The CONSORT statement for trials of herbal medicines 5 can be a very important paradigm to follow; and in fact it elaborated 9 of the 22 CONSORT checklist items to enhance their relevance to trials of herbal interventions, including minor recommendations for eight items.
The authors recommend five criteria: European medicinal plants from traditional uses to scientific knowledge Medicinal plant.ive got to write a three page persuasive essay on herbal medicine and can't figure out a good thesis statement in favor of herbal medicine over traditional western medicine.
A thesis statement is a part of the introductory paragraph of anessay. It is also called a map statement because it should tell theread where your paper is going and what it .

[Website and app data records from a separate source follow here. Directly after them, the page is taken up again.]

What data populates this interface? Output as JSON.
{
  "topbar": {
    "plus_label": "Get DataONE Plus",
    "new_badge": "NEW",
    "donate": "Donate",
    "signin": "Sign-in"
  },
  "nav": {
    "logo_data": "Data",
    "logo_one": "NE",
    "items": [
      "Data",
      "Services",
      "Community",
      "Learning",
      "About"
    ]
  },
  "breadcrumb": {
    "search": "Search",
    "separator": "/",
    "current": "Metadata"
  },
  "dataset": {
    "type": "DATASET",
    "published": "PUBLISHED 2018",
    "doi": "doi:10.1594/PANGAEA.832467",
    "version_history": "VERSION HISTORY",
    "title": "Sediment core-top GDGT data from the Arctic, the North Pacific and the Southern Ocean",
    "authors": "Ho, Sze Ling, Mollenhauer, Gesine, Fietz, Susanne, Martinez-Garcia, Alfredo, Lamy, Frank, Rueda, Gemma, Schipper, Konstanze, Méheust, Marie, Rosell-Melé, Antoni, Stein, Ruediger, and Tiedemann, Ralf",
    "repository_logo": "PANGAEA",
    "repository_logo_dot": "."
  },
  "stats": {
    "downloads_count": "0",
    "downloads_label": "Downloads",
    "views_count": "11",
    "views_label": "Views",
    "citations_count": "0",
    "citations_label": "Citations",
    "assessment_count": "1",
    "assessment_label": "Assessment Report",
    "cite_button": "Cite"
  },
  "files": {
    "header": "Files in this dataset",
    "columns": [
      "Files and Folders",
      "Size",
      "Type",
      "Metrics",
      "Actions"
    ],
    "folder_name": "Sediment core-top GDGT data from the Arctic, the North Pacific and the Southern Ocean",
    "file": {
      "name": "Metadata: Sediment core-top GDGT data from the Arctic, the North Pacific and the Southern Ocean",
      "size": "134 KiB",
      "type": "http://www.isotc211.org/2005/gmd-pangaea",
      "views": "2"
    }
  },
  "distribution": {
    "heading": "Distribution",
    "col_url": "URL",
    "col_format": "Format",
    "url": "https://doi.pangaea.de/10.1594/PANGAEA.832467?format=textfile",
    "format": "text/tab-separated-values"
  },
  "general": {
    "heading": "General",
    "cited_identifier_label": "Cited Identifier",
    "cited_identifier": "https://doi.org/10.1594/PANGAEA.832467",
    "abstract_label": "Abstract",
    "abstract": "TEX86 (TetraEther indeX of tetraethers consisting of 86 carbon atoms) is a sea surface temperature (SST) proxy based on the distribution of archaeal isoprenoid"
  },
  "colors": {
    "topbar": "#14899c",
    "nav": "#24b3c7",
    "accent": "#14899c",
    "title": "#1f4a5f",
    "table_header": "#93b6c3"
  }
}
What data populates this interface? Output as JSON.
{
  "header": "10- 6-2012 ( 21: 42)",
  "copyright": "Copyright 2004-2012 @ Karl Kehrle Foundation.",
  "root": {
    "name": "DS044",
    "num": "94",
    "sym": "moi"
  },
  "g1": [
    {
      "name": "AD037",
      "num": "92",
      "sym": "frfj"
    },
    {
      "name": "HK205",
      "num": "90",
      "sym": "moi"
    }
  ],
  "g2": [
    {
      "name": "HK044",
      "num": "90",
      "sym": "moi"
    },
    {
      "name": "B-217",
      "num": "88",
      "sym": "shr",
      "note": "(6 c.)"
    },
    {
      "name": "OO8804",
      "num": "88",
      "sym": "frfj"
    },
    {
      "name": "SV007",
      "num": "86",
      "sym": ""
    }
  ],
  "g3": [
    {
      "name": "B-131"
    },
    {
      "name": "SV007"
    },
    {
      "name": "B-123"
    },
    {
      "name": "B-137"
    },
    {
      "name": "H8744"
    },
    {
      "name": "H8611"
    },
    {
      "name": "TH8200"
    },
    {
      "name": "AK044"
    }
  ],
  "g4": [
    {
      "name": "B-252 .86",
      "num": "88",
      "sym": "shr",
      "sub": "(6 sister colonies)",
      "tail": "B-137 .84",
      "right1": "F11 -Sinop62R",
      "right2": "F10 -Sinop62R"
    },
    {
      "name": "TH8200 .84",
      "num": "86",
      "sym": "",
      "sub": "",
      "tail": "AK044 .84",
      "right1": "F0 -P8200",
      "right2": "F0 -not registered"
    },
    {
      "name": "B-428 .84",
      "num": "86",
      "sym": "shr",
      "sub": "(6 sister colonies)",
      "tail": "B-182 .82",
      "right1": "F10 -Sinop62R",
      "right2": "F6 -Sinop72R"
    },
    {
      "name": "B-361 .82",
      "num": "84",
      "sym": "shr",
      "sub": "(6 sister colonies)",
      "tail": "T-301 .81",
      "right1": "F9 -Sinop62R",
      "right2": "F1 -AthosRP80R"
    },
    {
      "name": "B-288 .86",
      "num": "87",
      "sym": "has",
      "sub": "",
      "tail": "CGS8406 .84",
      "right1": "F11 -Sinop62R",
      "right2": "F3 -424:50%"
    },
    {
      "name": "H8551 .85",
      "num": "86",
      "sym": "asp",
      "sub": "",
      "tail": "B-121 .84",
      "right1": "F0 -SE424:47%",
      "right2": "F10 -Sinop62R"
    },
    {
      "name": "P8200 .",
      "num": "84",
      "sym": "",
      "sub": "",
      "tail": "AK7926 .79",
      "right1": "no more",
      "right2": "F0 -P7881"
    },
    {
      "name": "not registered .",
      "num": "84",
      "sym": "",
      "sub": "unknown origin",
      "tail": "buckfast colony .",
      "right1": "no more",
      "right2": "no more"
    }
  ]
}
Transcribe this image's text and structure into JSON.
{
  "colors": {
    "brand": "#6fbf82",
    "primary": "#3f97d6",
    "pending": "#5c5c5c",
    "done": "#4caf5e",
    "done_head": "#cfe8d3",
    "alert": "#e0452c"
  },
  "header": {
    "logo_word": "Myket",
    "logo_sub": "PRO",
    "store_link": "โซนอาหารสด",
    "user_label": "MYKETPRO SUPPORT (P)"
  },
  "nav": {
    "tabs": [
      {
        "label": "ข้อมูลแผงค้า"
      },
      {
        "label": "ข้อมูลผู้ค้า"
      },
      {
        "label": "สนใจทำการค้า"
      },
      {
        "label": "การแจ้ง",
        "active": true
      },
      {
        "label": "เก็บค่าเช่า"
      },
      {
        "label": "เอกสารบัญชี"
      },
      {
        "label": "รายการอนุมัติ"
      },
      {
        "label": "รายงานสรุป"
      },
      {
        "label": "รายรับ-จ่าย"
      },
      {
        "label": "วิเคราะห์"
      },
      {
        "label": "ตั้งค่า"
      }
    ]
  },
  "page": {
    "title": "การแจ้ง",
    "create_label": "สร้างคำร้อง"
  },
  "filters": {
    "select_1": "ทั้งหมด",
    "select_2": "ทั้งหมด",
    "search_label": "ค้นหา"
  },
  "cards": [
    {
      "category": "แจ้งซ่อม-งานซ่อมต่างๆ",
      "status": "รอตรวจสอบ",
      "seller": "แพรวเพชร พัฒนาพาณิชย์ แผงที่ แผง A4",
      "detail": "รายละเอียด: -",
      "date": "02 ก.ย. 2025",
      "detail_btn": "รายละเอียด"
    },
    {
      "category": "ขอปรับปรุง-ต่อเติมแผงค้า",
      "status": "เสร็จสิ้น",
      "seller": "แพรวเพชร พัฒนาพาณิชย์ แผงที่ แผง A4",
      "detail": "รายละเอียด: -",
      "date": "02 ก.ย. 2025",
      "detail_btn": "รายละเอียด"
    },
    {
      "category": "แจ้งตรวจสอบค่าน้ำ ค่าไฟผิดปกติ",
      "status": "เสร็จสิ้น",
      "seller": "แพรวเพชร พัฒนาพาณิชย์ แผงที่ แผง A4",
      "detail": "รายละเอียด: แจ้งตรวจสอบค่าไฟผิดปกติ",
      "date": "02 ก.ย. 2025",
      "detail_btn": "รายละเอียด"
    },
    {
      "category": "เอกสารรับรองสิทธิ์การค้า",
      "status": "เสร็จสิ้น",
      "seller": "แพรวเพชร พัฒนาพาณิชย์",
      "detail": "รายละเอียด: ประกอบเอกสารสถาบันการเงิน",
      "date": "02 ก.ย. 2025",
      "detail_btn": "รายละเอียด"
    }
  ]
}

Oct 16, · ive got to write a three page persuasive essay on herbal medicine and can't figure out a good thesis statement in favor of herbal medicine over traditional western medicine. ive got several scholarly articles about specific herbs like Valerian and dandelion.
i laso have a couple of articles about the knowledge, usage and attitudes of complimentary medicine Status: Resolved. thesis topics in medicine - Research Database - a dissertation help resource - Dissertations and caninariojana.com the writer's position on the topic and the thesis statement.
Bibliography lists 3 sources. Pranayama, Rebirthing & Energy Medicine. use of herbal medicine and complementary medicine to treat depression and .
Herbal medicine is the oldest and most universal system of medicine known, currently relied on by 85% of the world’s population. Modern western herbal medicine is based on a combination of traditional knowledge, clinical experience, an understanding of medical sciences and the scientific evidence base for herbal medicine.
thesis topics in medicine - Research Database - a dissertation help resource - Dissertations and caninariojana.com the writer's position on the topic and the thesis statement. Bibliography lists 3 sources.
Pranayama, Rebirthing & Energy Medicine. use of herbal medicine and complementary medicine to treat depression and anxiety, psychologists.